• [What to produce]
Search the records for lines that contain the word "icon". Copy them all.

• [Material provided]
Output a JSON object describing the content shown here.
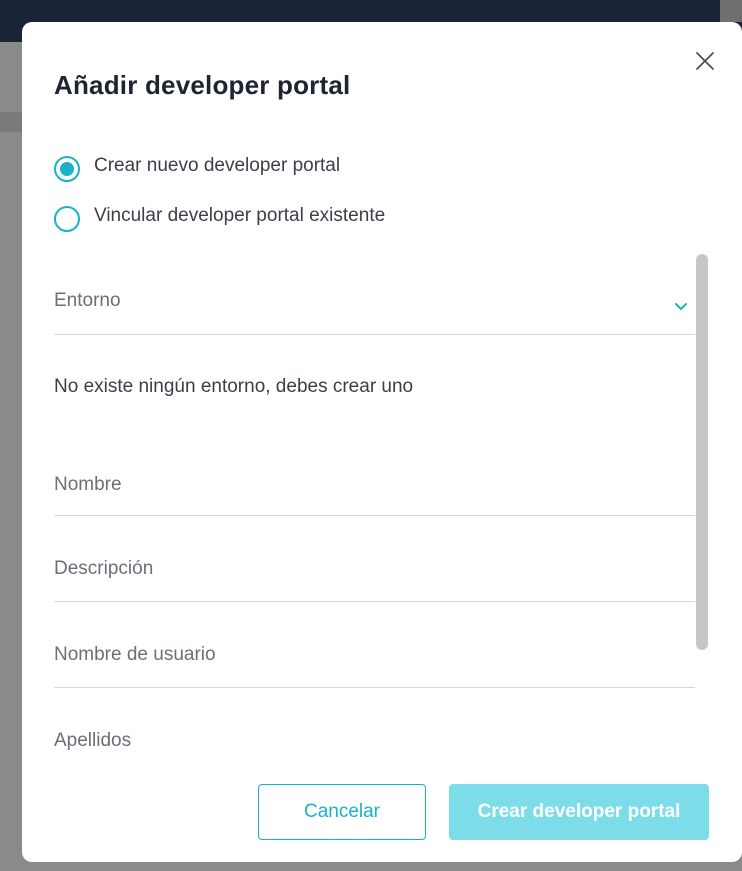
{
  "dialog": {
    "title": "Añadir developer portal",
    "options": [
      {
        "label": "Crear nuevo developer portal",
        "selected": true
      },
      {
        "label": "Vincular developer portal existente",
        "selected": false
      }
    ],
    "fields": {
      "entorno": {
        "label": "Entorno",
        "icon": "chevron-down-icon"
      },
      "info_message": "No existe ningún entorno, debes crear uno",
      "nombre": {
        "label": "Nombre"
      },
      "descripcion": {
        "label": "Descripción"
      },
      "usuario": {
        "label": "Nombre de usuario"
      },
      "apellidos": {
        "label": "Apellidos"
      }
    },
    "buttons": {
      "cancel": "Cancelar",
      "create": "Crear developer portal"
    },
    "colors": {
      "accent": "#19b2c9",
      "primary_disabled": "#7cdde9",
      "title": "#1f2433"
    },
    "close_icon": "close-icon"
  }
}
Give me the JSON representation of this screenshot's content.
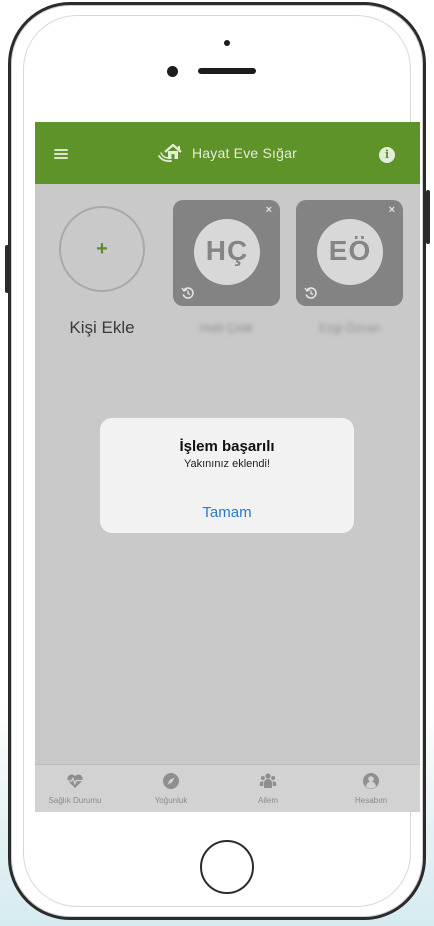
{
  "appbar": {
    "title": "Hayat Eve Sığar",
    "info_label": "i"
  },
  "add_person": {
    "plus": "+",
    "label": "Kişi Ekle"
  },
  "persons": [
    {
      "initials": "HÇ",
      "name": "Halil Çelik",
      "remove": "×"
    },
    {
      "initials": "EÖ",
      "name": "Ezgi Özcan",
      "remove": "×"
    }
  ],
  "dialog": {
    "title": "İşlem başarılı",
    "message": "Yakınınız eklendi!",
    "button": "Tamam"
  },
  "tabs": [
    {
      "label": "Sağlık Durumu",
      "icon": "heart-pulse-icon"
    },
    {
      "label": "Yoğunluk",
      "icon": "compass-icon"
    },
    {
      "label": "Ailem",
      "icon": "users-icon"
    },
    {
      "label": "Hesabım",
      "icon": "user-circle-icon"
    }
  ],
  "colors": {
    "brand_green": "#5e932a",
    "dialog_button": "#2f78c8",
    "overlay_gray": "#c9c9c9"
  }
}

• [Completed exercise]
        "icon": "chevron-down-icon"
    "close_icon": "close-icon"
      "icon": "heart-pulse-icon"
      "icon": "compass-icon"
      "icon": "users-icon"
      "icon": "user-circle-icon"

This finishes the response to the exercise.